A mile-long asteroid that raced past Earth July 25 at about 45,000 miles per hour was imaged by radar telescopes so that astronomers like Cornell's Sean Marshall could discern its precise orbit and physical shape.
Thirty-seven students from Latin America have been working with research faculty on campus as part of CienciAmerica, an eight-week summer program at Cornell.
Daniel Lichter finds racial segregation in the U.S. takes new forms as segregation from neighborhood to neighborhood decreases but suburban communities are becoming increasingly racially homogenous.
A program that develops science educational materials that use live Tetrahymena, a single-celled protozoan, to address key biology concepts is expanding, thanks to a five-year, $1.25 million grant.

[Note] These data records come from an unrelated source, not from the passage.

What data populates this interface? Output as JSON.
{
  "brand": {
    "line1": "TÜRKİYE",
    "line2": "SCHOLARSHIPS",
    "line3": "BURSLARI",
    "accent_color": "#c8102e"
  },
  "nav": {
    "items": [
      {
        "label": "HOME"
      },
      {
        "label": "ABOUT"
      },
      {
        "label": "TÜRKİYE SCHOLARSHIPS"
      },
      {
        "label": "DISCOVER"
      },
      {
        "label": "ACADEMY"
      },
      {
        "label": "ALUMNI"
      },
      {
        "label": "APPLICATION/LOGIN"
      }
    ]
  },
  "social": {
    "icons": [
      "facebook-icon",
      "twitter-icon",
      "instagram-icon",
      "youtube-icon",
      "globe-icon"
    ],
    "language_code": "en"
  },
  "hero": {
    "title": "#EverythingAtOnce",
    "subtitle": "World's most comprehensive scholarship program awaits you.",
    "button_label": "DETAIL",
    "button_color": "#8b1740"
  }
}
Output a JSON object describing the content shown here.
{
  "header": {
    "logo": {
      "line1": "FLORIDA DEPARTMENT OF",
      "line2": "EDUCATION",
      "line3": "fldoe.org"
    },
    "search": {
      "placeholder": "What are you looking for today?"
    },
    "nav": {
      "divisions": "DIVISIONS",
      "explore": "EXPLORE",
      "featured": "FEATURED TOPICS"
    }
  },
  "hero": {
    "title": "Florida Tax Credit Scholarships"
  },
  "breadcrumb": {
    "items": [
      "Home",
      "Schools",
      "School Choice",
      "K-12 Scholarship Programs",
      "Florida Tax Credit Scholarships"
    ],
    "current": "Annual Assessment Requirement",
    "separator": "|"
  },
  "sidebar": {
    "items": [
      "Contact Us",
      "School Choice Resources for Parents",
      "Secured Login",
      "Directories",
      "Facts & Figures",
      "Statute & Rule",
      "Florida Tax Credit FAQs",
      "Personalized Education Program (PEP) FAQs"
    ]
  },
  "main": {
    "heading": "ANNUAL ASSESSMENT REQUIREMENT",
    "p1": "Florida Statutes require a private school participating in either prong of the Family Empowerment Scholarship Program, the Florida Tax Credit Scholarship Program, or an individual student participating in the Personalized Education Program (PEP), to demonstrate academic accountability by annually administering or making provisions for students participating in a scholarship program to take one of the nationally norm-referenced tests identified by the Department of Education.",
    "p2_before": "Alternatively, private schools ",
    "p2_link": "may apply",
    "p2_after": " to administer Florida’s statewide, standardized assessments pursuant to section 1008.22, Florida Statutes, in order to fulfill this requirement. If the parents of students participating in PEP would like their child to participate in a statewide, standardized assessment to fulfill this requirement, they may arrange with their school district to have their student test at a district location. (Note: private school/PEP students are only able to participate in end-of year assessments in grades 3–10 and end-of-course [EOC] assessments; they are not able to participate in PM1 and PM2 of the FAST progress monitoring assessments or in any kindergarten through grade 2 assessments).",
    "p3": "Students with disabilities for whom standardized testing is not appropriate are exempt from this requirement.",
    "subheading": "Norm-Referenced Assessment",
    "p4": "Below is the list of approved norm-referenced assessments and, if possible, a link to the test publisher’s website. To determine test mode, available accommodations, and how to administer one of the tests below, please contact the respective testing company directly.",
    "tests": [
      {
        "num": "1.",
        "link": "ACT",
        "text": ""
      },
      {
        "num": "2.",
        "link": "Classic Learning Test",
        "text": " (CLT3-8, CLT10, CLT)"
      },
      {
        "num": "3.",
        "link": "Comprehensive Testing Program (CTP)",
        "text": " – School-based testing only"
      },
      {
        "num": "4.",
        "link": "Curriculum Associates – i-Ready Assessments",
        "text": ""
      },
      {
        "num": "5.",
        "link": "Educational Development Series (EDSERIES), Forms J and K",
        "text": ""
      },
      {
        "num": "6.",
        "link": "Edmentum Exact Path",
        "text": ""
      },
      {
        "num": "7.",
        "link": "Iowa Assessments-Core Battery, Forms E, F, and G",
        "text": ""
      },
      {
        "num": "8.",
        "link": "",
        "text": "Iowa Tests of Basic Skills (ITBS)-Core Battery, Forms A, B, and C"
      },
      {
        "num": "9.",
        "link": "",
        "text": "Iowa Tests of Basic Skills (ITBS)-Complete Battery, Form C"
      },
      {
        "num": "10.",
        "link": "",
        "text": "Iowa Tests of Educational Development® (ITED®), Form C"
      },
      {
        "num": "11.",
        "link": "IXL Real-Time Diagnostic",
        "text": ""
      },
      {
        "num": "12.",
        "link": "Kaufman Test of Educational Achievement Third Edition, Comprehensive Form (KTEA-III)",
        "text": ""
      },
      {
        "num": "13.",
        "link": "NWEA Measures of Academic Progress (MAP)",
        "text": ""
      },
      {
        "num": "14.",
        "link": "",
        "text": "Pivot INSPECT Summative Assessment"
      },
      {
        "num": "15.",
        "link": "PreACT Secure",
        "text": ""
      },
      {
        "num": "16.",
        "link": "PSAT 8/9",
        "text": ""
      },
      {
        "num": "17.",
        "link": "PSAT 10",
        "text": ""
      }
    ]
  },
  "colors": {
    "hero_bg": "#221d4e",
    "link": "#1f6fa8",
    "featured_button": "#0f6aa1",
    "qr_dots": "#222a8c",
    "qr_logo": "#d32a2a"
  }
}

Center for Advanced Technology awards support Cornell life science faculty and research associates to develop biotechnologies with commercial potential.
Physicists have demonstrated the application of kirigami on 10-micron sheets of graphene, which they can cut, fold and twist. The research could pave the way for some of the smallest machines the world has ever known.
Cornell physicists in the lab of Mukund Vengalattore have developed a novel method of manipulating mechanical resonators to be sensitive enough to work at the quantum scale.
Holding children back a year from entering kindergarten has no impact on their ultimate performance in graduate school, and could lead to a loss in income, researchers Kevin Kniffin and Drew Hanks find.
Two upcoming EnoCert courses for winery employees will be offered Aug. 4 (EnoCert 203 Winery Sanitation and Safety) and Aug. 5 (EnoCert 202 Tasting Room Sales Strategies).
A new Weill Cornell Medical College study finds treating terminal late-stage cancer patients with chemotherapy does not improve quality of life and are of no benefit to overall survival.